São Paulo, Brazil — The dream of winning a second term to stay ahead of the largest country in Latin America came to an end for Jair Bolsonaro this Sunday night.
Current president of Brazil, he was defeated on the runoff by former president Luiz Inácio Lula da Silva by an extremely narrow margin. Lula received 50.90% of the votes and Bolsonaro, 49.10%, the smallest difference ever recorded in Brazilian history since 1989, when the country returned to hold free elections for the presidency of the Republic after redemocratization.
More than 60,345,825 voters gave the victory to the candidate of the Workers’ Party, who will return to the position he left in December 2010. Bolsonaro received more than 58,206,322 votes.
The defeat makes Bolsonaro the first president of Brazil to fail to be reelected for a second term, since the country adopted the reelection model in 1998.
The counting of votes started at 5:00pm GMT-3, with a slight advantage for the current president. At 6:44pm, however, Lula took the lead, but the gap between the two candidates remained less than 1 percentage point.
The tight and uncertain scenario continued until 7:56pm, when the Superior Electoral Court officially announced that, with 98% of the polls counted, Lula da Silva could no longer be overtaken by Bolsonaro and declared the victory of the candidate who places the left Brazilian again in command of the country.
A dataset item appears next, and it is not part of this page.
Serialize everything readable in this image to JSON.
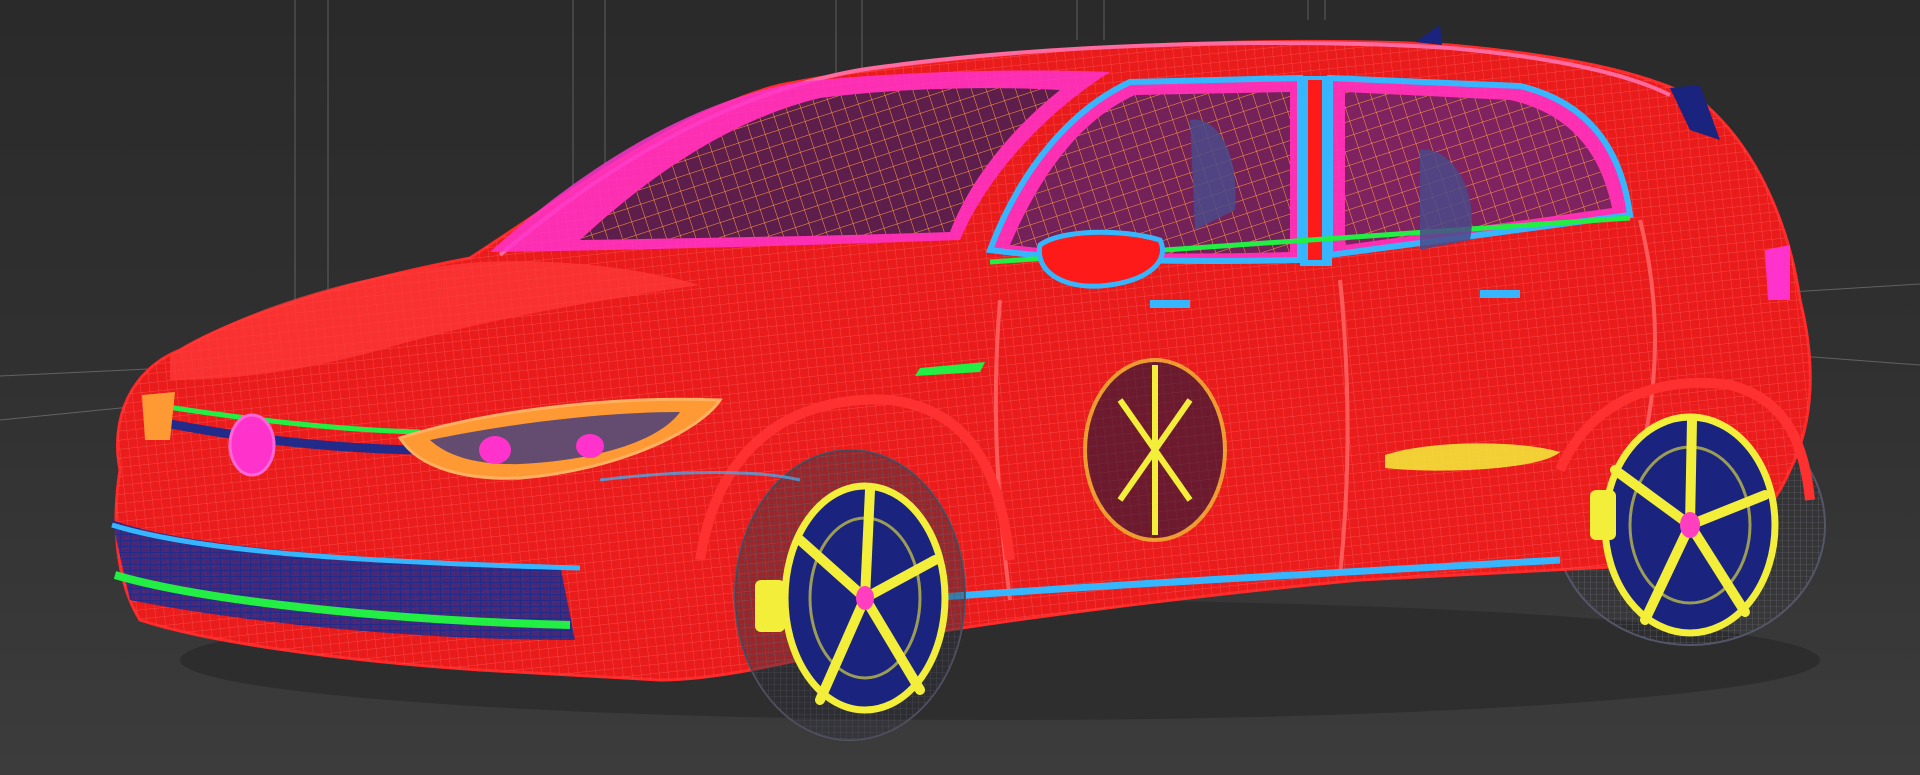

After the official announcement, Bolsonaro did not speak. Traditionally, the defeated candidate in the election usually calls the winner to congratulate him and recognize the victory. That didn’t happen, at least until 11:50pm this Sunday.
Bolsonaro also kept silent on his social media accounts, where he is usually very active, speacilly on twitter.
According to Brazilian journalist Lauro Jardim, Bolsonaro isolated himself after the end of the vote count. Government ministers and allied politicians who have tried to visit him have been told that the president does not wish to receive anyone at this time.
In an interview with Rede Globo de Televisão, on Friday night, after participating in the last debate, Bolsonaro said he would respect the results of the polls.
Legislative authorities recognize Lula’s victory
This Sunday, the first hint that this should really happen came from the president of the Chamber of Deputies. President Bolsonaro’s first-time ally, federal deputy Arthur Lira, held a press conference to recognize Lula da Silva’s victory.
Senator Rodrigo Pacheco, president of the Federal Senate, also recognized Lula da Silva’s victory and ruled out the possibility of contesting the result.